The Addis Abeba Transport Bureau has deployed 110 new buses acquired at a cost of over 16.5 million dollars for public transit as the capital continues to struggle with public transportation challenges. Operating under the state-owned Anbessa City Bus Services Enterprise, the buses were inaugurated during a ceremony held last week at Mesqel Square. Zhengzhou Yutong Bus Ltd, a Chinese manufacturer of commercial vehicles, supplied the buses. The buses were paid for through a loan secured from the World Bank. A shortage of vehicles and long queues at terminals and stations is common in the capital, where over 2.7 million residents are dependent on public transport. The Transport Bureau deploys no less than 8,000 minibuses and nearly 1,500 buses, including 425 operated by Sheger Mass Transportation Services Enterprise. The Anbessa City Bus Services Enterprise runs a fleet of 650 buses.



A painting depicts traditional farming equipment at the Science Museum around the Arat Kilo area. Since the seizing of power by the current administration, large-scale architectural projects marked by grandeur have proliferated across the capital. The satellite city being built in the Yeka mountains, which is set to cost around 600 billion Br, according to the Prime Minister, is one such project yet to see the light of day. Some estimates put the plot size for the project at around 503hct despit...



A queue for diagnostics at the nation's largest state-owned hospital, Black Lion. As the health sector is largely funded by development partners from abroad, decreased support as donors shied away due to the war in the North has required the suspension of several new projects. Social health Insurance slated for next year was scraped due to a budgetary shortfall of five billion Birr. With the physician-to-patient ratio titering at around 1:30,000, queues in public hospitals are commonplace in Eth...

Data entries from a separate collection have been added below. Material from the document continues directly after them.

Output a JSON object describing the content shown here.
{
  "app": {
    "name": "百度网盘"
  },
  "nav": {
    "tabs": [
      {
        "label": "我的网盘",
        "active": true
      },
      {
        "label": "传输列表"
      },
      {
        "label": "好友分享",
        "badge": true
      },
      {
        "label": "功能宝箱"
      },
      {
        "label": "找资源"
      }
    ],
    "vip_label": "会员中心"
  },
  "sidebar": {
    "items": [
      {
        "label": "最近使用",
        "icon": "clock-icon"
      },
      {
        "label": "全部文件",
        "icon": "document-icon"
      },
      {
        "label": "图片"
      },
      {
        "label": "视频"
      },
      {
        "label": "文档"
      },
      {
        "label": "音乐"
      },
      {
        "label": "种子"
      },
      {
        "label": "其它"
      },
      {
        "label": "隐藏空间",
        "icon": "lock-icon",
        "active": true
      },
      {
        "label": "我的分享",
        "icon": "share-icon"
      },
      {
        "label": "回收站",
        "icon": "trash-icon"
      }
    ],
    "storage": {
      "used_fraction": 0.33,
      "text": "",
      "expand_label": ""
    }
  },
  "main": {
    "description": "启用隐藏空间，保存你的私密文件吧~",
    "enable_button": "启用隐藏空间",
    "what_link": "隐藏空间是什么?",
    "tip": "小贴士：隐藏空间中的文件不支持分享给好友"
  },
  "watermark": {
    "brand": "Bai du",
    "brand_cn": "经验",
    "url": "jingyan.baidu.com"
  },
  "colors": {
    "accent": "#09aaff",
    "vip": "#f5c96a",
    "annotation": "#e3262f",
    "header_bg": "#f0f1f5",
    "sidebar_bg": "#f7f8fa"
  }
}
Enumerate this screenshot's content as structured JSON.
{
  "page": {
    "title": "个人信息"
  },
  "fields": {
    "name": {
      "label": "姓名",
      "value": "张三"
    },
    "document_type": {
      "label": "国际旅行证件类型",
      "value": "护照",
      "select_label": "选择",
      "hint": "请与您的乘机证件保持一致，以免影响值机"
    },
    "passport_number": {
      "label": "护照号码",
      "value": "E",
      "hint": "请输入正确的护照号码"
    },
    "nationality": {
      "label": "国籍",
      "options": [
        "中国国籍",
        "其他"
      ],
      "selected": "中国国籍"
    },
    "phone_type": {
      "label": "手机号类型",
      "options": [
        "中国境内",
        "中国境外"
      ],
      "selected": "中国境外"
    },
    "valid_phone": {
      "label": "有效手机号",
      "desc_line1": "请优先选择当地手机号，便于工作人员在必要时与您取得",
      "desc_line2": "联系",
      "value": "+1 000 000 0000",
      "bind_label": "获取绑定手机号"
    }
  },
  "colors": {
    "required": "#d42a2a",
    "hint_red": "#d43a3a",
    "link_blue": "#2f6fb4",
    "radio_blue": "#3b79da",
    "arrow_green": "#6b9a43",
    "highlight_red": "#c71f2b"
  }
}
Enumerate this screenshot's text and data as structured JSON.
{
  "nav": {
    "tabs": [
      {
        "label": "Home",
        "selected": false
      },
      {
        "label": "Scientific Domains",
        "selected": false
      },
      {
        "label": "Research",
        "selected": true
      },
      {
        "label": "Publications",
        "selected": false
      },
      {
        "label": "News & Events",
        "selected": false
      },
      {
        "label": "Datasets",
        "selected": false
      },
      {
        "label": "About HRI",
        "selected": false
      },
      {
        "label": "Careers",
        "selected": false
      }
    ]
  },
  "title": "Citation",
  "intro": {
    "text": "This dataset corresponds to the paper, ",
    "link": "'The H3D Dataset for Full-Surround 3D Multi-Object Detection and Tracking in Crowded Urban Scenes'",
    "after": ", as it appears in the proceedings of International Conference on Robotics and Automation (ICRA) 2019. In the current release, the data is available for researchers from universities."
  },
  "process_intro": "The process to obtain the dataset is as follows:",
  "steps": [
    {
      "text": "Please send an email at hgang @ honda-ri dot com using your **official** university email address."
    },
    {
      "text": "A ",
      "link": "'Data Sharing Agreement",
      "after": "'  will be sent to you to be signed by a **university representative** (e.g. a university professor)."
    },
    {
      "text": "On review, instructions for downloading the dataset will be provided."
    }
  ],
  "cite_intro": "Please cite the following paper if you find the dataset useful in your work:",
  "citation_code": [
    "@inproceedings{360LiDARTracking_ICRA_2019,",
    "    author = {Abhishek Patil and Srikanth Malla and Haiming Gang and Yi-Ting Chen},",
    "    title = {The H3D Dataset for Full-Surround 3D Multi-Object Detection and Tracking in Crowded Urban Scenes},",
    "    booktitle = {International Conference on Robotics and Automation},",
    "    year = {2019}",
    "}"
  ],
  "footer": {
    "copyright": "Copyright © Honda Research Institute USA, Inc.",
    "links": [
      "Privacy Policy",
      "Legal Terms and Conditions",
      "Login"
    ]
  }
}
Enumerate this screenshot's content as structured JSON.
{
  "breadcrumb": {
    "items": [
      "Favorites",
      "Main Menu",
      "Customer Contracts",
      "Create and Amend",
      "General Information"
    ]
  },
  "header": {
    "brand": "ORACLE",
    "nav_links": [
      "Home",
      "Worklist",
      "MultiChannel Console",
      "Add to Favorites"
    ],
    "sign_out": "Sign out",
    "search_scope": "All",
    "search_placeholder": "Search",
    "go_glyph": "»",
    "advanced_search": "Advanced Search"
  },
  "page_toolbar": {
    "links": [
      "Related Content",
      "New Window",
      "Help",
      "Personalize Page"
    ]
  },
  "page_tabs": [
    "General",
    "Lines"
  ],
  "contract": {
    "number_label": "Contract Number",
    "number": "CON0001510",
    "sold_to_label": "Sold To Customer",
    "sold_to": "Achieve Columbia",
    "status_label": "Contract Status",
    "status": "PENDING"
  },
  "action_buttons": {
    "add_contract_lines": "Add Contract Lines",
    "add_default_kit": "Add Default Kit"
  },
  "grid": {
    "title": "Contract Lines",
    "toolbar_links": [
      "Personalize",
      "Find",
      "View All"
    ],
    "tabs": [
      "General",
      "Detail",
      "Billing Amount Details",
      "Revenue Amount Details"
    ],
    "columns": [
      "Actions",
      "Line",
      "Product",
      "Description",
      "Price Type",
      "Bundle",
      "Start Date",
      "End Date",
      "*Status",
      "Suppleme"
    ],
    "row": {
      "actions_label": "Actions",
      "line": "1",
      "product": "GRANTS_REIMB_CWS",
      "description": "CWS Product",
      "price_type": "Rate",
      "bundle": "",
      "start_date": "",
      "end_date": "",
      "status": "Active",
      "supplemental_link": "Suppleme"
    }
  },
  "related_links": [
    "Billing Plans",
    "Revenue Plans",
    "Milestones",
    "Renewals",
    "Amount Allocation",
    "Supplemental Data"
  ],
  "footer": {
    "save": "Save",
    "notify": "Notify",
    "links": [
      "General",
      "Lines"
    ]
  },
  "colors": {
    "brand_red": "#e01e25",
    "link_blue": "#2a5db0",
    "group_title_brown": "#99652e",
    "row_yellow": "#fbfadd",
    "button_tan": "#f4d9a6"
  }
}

A street vendor puts up pepper for sale around the Lideta area. With agricultural produce accounting for the largest share of the nation's GDP at around 40pc, setbacks in the delivery of fertilizer have become a source of strife in rural Ethiopia. Only a third of the scheduled fertilizer of 1.3 million quintals has been distributed into the hands of farmers this year. This is despite the year being one in which the government claims to have met local demand for wheat and started exporting. Low p...